Facing the consequences of the election

The results from last week’s Knesset election show a country that is virtually evenly split between center-right and center-left (the center-right has a very slight margin,) with the balance of power held by two religious parties. The latter are politically and socially conservative but primarily focused on their own communal interests. If they join Prime Minister Netanyahu’s next coalition, as they are likely to do, the governing center-right-religious bloc will have a majority of some 56%. It will have even more if Yesh Atid, a vaguely left-leaning center party, also joins the coalition.

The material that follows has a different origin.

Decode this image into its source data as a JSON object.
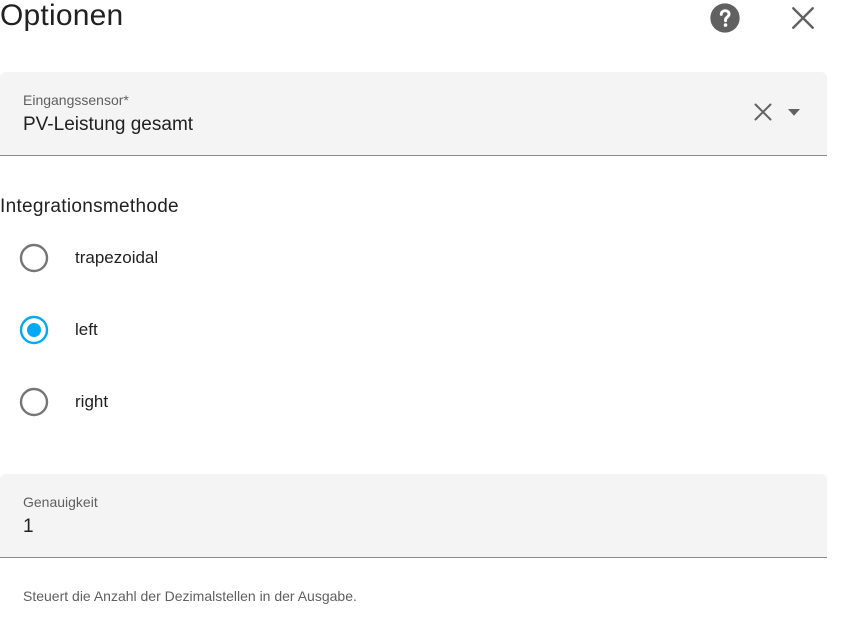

The reality beneath the numbers is less clear-cut. While it is probably correct to say that the bulk of the center-right is united on the issue of a Palestinian state (they’re opposed to it,) there is no pro-Palestine state consensus on the center-left. Both Zionist Union and Yesh Atid have been nebulous when it comes to the Palestinians, preferring hackneyed and imprecise statements (e.g. “Jerusalem is Israel’s eternal capital”) to taking a clear stand. It’s probably fair to assume that close to half of the center-left voters do not accept the internationally-defined basis of an agreement with the Palestinians (’67 borders with land swaps, Jerusalem as the capital of both states etc.,) meaning that only a quarter of Israeli voters actually support the establishment of a Palestinian state.